PROBLEM REQUIREMENTS:
Repeat, line for line, the entries printed below.
- Opening Delimiter -
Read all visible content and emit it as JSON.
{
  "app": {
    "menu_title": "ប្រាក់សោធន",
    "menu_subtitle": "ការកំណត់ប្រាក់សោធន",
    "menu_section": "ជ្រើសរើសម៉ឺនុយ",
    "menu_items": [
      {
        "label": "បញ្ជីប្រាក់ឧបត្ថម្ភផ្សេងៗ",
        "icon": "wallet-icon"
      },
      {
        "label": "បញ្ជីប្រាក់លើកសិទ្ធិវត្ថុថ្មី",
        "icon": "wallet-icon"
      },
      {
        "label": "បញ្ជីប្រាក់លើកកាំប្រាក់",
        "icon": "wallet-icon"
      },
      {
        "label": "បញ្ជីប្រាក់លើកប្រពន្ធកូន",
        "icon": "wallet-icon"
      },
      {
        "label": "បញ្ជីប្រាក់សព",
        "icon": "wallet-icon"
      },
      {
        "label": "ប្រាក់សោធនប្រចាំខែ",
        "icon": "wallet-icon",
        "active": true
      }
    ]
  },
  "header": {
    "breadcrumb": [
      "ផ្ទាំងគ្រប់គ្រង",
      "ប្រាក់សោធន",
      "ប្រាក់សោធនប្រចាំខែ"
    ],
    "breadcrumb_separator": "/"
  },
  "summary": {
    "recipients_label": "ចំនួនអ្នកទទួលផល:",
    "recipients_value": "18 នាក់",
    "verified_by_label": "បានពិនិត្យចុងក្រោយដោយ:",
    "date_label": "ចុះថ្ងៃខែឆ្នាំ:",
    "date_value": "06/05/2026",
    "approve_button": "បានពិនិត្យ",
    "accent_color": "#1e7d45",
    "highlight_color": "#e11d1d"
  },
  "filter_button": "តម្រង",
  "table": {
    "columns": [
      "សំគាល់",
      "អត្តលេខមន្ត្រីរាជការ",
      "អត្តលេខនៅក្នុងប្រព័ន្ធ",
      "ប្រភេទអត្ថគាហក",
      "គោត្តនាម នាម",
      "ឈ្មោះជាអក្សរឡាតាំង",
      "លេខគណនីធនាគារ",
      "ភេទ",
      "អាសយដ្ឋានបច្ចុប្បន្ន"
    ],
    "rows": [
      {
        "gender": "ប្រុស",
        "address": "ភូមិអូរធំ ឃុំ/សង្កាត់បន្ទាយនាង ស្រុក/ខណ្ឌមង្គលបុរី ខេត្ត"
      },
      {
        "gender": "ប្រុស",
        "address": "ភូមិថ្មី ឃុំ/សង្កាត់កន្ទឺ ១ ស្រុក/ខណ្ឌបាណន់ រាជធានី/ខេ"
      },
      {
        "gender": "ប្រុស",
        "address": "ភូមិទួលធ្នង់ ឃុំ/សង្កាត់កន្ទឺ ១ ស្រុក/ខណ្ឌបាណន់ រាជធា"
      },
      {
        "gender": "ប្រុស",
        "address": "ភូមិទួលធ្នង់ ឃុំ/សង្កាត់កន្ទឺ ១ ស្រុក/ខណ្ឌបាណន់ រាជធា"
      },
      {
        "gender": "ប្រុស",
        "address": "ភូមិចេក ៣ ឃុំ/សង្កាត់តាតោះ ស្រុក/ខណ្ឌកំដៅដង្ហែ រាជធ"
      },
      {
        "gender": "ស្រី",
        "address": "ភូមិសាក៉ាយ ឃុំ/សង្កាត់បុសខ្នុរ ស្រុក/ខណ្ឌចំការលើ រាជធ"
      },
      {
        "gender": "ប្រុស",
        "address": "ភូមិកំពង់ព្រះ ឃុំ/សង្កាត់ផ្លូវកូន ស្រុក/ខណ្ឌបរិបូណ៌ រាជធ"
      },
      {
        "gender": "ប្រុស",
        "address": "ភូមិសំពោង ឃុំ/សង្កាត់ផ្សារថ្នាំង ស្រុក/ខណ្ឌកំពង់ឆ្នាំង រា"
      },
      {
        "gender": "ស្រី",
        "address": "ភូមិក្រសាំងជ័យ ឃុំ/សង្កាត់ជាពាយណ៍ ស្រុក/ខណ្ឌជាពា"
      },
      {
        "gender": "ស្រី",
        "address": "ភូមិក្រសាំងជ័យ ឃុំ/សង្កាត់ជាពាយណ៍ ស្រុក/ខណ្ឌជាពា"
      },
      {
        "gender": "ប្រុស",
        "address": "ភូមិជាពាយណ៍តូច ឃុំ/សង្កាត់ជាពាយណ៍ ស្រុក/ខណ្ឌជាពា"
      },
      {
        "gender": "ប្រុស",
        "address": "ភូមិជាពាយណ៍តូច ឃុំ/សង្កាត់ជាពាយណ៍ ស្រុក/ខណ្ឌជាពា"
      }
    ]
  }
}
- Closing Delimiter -
ANSWER SPACE:
Read all visible content and emit it as JSON.
{
  "app": {
    "menu_title": "ប្រាក់សោធន",
    "menu_subtitle": "ការកំណត់ប្រាក់សោធន",
    "menu_section": "ជ្រើសរើសម៉ឺនុយ",
    "menu_items": [
      {
        "label": "បញ្ជីប្រាក់ឧបត្ថម្ភផ្សេងៗ",
        "icon": "wallet-icon"
      },
      {
        "label": "បញ្ជីប្រាក់លើកសិទ្ធិវត្ថុថ្មី",
        "icon": "wallet-icon"
      },
      {
        "label": "បញ្ជីប្រាក់លើកកាំប្រាក់",
        "icon": "wallet-icon"
      },
      {
        "label": "បញ្ជីប្រាក់លើកប្រពន្ធកូន",
        "icon": "wallet-icon"
      },
      {
        "label": "បញ្ជីប្រាក់សព",
        "icon": "wallet-icon"
      },
      {
        "label": "ប្រាក់សោធនប្រចាំខែ",
        "icon": "wallet-icon",
        "active": true
      }
    ]
  },
  "header": {
    "breadcrumb": [
      "ផ្ទាំងគ្រប់គ្រង",
      "ប្រាក់សោធន",
      "ប្រាក់សោធនប្រចាំខែ"
    ],
    "breadcrumb_separator": "/"
  },
  "summary": {
    "recipients_label": "ចំនួនអ្នកទទួលផល:",
    "recipients_value": "18 នាក់",
    "verified_by_label": "បានពិនិត្យចុងក្រោយដោយ:",
    "date_label": "ចុះថ្ងៃខែឆ្នាំ:",
    "date_value": "06/05/2026",
    "approve_button": "បានពិនិត្យ",
    "accent_color": "#1e7d45",
    "highlight_color": "#e11d1d"
  },
  "filter_button": "តម្រង",
  "table": {
    "columns": [
      "សំគាល់",
      "អត្តលេខមន្ត្រីរាជការ",
      "អត្តលេខនៅក្នុងប្រព័ន្ធ",
      "ប្រភេទអត្ថគាហក",
      "គោត្តនាម នាម",
      "ឈ្មោះជាអក្សរឡាតាំង",
      "លេខគណនីធនាគារ",
      "ភេទ",
      "អាសយដ្ឋានបច្ចុប្បន្ន"
    ],
    "rows": [
      {
        "gender": "ប្រុស",
        "address": "ភូមិអូរធំ ឃុំ/សង្កាត់បន្ទាយនាង ស្រុក/ខណ្ឌមង្គលបុរី ខេត្ត"
      },
      {
        "gender": "ប្រុស",
        "address": "ភូមិថ្មី ឃុំ/សង្កាត់កន្ទឺ ១ ស្រុក/ខណ្ឌបាណន់ រាជធានី/ខេ"
      },
      {
        "gender": "ប្រុស",
        "address": "ភូមិទួលធ្នង់ ឃុំ/សង្កាត់កន្ទឺ ១ ស្រុក/ខណ្ឌបាណន់ រាជធា"
      },
      {
        "gender": "ប្រុស",
        "address": "ភូមិទួលធ្នង់ ឃុំ/សង្កាត់កន្ទឺ ១ ស្រុក/ខណ្ឌបាណន់ រាជធា"
      },
      {
        "gender": "ប្រុស",
        "address": "ភូមិចេក ៣ ឃុំ/សង្កាត់តាតោះ ស្រុក/ខណ្ឌកំដៅដង្ហែ រាជធ"
      },
      {
        "gender": "ស្រី",
        "address": "ភូមិសាក៉ាយ ឃុំ/សង្កាត់បុសខ្នុរ ស្រុក/ខណ្ឌចំការលើ រាជធ"
      },
      {
        "gender": "ប្រុស",
        "address": "ភូមិកំពង់ព្រះ ឃុំ/សង្កាត់ផ្លូវកូន ស្រុក/ខណ្ឌបរិបូណ៌ រាជធ"
      },
      {
        "gender": "ប្រុស",
        "address": "ភូមិសំពោង ឃុំ/សង្កាត់ផ្សារថ្នាំង ស្រុក/ខណ្ឌកំពង់ឆ្នាំង រា"
      },
      {
        "gender": "ស្រី",
        "address": "ភូមិក្រសាំងជ័យ ឃុំ/សង្កាត់ជាពាយណ៍ ស្រុក/ខណ្ឌជាពា"
      },
      {
        "gender": "ស្រី",
        "address": "ភូមិក្រសាំងជ័យ ឃុំ/សង្កាត់ជាពាយណ៍ ស្រុក/ខណ្ឌជាពា"
      },
      {
        "gender": "ប្រុស",
        "address": "ភូមិជាពាយណ៍តូច ឃុំ/សង្កាត់ជាពាយណ៍ ស្រុក/ខណ្ឌជាពា"
      },
      {
        "gender": "ប្រុស",
        "address": "ភូមិជាពាយណ៍តូច ឃុំ/សង្កាត់ជាពាយណ៍ ស្រុក/ខណ្ឌជាពា"
      }
    ]
  }
}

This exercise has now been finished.